I have two last names in Mexico. The first in order comes from my father and the second one is inherited from my mother’s family. It has created some issues with my children because in this country nobody “recognizes” the mother’s last name therefore I currently do not share any surname with them.
There was an old custom in my country -now becoming obsolete, of using the husband’s name after the first and last name attached to the word “de” as if automatically the husband would be in possession of the wife (i.e. Maria Lopez de Tejeda would literally mean Tejeda’s Maria Lopez)
I never used it because I concluded that I was nobody’s property and I had the right, at the very least, to own my whole name. Sadly, after I went through a lot of thinking and research, what I considered once a female surname is only an illusion because there are none within a patriarchal society.
The reason to develop a system that included lasts names originated from the need to differentiate oneself in a crowd -and having two last names makes it more specific –although many countries did not adopt it until the 1930’s (i.e. Turkey).
Last names were given according to occupations, ranks, classes, father’s names, physical and geographical characteristics, and regions depending on the culture. It was only logical to pass them in a patrilineal way since men were the ones doing the occupations.

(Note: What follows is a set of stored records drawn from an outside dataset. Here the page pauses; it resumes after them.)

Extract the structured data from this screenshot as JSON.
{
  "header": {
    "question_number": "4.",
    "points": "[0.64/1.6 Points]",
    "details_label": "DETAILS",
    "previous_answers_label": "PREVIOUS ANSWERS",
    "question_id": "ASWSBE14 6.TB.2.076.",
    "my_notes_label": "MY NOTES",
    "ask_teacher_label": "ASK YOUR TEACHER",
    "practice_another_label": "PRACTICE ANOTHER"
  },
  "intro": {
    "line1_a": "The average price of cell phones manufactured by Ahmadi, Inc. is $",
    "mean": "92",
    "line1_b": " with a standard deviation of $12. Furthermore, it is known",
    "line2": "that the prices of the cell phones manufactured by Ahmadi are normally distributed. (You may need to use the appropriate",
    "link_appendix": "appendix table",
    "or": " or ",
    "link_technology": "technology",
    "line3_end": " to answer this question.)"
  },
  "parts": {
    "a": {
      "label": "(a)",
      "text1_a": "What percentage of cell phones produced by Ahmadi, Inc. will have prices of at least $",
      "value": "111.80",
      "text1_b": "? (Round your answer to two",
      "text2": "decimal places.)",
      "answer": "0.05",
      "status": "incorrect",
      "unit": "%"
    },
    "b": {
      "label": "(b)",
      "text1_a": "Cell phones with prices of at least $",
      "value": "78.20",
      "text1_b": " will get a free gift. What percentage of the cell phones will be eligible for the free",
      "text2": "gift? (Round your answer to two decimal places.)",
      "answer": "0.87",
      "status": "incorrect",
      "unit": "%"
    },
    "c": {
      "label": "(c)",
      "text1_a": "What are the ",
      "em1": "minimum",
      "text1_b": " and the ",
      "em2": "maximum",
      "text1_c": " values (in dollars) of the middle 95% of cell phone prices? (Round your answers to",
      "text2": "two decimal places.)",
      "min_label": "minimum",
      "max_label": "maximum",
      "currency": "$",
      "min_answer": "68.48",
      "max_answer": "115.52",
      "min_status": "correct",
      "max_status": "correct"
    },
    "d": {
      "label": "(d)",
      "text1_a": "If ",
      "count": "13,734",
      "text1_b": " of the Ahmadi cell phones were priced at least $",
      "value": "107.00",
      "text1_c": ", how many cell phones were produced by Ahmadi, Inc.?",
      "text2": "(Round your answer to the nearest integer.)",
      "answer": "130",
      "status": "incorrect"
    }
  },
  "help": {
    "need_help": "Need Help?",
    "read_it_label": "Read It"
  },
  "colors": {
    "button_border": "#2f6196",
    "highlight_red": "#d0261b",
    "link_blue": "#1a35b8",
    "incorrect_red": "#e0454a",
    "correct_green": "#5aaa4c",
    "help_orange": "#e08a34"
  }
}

Even though women are the ones giving birth, the credit through the labeling and the packaging has always been “all man made materials”. If there are no matrilineal inherited names, is it worth it to fight preserving a paternal last name after all?
By 1979 a UN convention, CEDAW (Convention on the Elimination of All Forms of Discrimination against Women) already considered this and proposed that wife and husband should have the same rights to decide the “family name” –unfortunately the United States is the only developed country that has not ratified it yet but, ultimately, how would that be advantageous?
If I thought that the United States was less fair than Mexico in regards to acknowledging women, I would have to conclude eventually that in the latter is only a delayed effect because my children will lose my father’s surname in the next generation just like my mother already left her grandfather’s behind anyway. Even though women are the ones giving birth, the credit through the labeling and the packaging has always been “all man made materials”.
Nevertheless, when females get married it is a hassle to change all the paperwork notwithstanding we are not required by law and merely do it following a tradition. After all the trouble defending it, one does not even choose the first name but, maybe is not about picking one and more about owning it with the gained respect gathered through life.
Native Indians used to have all sort of names and the kids would not get an “official one” until reaching a certain age. There were no last names either but they did not need them since population was small.
Perhaps it could be a good thing to design an elaborated name changing ritual once in a lifetime –that would resemble those majestic eagles renovating their feathers, when a profession has been decided but, what would happen with the people that switch careers later on? Should they also change their name?
Recently some couples have found a way to resolve this by forming their very own family name with parts of their last names –but the woman was only carrying her father’s and is an abbreviation of the Hispanic version that eventually will dilute exactly the same way through a delayed effect. Nonetheless a great majority seems to continue holding onto the old tradition. Even though women are the ones giving birth, the credit through the labeling and packaging has always been “all man made materials”.
As for me, if I never changed it before and I do not have intentions of getting married ever again, having resolved my pseudonym, why trouble myself with this trifle?